The Oregon legislature has repealed a ban on construction of new critical facilities in tsunami inundation zones. The action now allows fire stations, police stations, and schools to be built where tidal waves caused by offshore earthquakes could strike the coast. An Oregon State University professor and an earthquake geologist argued that building in a tsunami zone is a foolhardy strategy with the potential for waves to reach seven stories in height.
But officials in coastal communities countered that placing an outright ban on new facilities creates a hardship that could stifle development. A new facility being built by the University of Oregon in a tsunami zone demonstrates the lengths designers have to go to in order to make buildings able to withstand strong earthquakes and the biggest tsunamis. The building will feature a rooftop evacuation site that can accommodate more than 900 people.
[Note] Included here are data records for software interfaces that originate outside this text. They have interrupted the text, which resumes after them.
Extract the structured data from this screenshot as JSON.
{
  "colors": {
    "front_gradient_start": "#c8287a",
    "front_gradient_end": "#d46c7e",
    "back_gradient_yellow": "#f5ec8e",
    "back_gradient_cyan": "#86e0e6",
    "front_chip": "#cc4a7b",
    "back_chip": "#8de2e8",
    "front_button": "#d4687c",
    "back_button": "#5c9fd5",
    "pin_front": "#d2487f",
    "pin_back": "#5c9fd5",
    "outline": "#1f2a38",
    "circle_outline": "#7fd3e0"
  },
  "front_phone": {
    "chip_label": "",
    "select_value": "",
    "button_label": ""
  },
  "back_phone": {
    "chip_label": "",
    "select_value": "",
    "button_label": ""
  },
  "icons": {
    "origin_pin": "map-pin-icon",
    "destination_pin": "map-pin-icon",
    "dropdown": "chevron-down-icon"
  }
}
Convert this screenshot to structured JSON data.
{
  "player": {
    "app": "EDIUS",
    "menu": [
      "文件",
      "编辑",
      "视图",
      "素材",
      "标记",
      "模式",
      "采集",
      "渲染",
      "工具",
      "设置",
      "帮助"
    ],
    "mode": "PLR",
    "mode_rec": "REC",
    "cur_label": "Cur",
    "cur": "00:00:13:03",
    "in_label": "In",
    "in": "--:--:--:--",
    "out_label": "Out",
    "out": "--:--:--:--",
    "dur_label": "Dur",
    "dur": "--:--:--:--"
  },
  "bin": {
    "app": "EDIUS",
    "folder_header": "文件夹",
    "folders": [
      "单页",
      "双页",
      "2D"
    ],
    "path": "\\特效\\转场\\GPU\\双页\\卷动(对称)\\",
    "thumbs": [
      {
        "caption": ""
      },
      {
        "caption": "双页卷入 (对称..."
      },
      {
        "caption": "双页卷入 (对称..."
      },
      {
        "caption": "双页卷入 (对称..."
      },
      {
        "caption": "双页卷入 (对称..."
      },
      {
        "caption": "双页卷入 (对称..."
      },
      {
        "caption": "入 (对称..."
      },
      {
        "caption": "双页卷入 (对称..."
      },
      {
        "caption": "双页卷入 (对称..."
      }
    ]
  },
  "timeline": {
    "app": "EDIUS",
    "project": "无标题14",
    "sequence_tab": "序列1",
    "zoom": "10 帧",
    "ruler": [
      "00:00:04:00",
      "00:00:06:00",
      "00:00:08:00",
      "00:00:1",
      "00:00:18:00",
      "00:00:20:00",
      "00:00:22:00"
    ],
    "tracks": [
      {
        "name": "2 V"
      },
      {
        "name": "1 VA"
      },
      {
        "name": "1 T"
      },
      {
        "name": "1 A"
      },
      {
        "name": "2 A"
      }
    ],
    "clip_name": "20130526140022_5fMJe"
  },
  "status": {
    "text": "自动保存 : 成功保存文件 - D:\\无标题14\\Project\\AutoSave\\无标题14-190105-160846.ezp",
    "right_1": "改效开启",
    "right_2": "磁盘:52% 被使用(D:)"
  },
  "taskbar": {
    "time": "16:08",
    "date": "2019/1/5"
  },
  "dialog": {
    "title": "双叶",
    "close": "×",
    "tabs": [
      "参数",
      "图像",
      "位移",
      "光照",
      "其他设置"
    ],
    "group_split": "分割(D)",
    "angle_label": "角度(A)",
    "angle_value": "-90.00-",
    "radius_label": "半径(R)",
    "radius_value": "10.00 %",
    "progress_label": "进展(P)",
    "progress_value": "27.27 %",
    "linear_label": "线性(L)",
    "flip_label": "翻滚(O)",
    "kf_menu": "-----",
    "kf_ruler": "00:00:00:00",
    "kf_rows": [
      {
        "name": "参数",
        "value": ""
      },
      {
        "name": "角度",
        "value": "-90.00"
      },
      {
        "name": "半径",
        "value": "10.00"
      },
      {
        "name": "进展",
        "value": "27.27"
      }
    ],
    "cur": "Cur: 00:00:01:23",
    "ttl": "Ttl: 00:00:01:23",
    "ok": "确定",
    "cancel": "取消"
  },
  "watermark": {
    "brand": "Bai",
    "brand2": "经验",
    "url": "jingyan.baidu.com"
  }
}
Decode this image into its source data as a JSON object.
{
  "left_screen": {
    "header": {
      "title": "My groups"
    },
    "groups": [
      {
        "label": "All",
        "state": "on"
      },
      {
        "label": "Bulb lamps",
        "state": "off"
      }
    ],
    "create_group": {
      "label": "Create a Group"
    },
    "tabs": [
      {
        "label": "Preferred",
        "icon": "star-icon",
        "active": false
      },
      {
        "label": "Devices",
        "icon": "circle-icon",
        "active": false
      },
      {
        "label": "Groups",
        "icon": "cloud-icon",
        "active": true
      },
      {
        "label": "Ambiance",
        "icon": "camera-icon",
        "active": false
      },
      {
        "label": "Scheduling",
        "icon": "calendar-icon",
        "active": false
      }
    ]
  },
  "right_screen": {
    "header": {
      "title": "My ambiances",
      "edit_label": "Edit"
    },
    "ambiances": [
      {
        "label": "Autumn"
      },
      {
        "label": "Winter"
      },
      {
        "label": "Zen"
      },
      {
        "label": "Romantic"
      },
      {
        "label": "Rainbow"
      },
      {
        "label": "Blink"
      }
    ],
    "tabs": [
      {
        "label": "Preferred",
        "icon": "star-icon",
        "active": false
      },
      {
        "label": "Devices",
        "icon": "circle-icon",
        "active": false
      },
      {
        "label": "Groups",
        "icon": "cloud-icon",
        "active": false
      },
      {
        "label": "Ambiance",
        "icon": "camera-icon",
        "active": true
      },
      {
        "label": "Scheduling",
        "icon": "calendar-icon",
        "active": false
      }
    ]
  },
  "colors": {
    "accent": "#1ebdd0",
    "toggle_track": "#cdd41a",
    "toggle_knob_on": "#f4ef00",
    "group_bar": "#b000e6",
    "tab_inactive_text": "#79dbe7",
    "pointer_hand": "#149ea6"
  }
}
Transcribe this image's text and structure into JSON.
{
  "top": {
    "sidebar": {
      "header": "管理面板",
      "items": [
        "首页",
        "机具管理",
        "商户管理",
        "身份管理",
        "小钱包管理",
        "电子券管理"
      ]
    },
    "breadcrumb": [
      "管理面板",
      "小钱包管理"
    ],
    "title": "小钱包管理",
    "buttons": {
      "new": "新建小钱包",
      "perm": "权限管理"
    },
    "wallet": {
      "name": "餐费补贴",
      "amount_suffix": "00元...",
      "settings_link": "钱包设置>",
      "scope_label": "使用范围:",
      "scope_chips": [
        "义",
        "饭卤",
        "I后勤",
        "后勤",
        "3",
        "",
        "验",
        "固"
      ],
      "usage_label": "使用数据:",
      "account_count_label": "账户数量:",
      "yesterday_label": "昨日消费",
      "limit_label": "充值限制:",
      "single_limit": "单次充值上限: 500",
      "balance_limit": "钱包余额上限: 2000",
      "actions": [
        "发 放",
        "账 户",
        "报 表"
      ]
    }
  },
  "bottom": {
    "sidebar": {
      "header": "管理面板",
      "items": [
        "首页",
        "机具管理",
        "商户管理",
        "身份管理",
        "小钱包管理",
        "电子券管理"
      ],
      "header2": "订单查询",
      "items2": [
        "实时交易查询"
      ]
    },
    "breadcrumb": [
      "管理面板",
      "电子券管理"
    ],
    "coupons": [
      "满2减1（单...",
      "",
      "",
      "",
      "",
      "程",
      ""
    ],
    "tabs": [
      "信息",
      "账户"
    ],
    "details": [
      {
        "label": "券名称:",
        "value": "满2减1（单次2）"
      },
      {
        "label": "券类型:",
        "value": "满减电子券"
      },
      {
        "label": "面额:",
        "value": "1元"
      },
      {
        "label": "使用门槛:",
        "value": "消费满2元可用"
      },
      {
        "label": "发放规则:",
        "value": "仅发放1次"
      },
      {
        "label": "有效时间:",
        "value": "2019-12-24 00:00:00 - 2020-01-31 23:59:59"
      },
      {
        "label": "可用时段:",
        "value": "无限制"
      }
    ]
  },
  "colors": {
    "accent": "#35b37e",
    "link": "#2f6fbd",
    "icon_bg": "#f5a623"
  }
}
The neighboring states of Washington and California have beefed up building codes in recent years to address the threat of tsunamis. Washington requires municipalities and counties to establish rules to limit development in areas that are frequently flooded or could be hit by tsunamis. California does not restrict development in tsunami zones, but it recently amended its building code to require that certain types of buildings be constructed to withstand tsunamis.
By Peter Fabris, Contributing Editor | August 28, 2019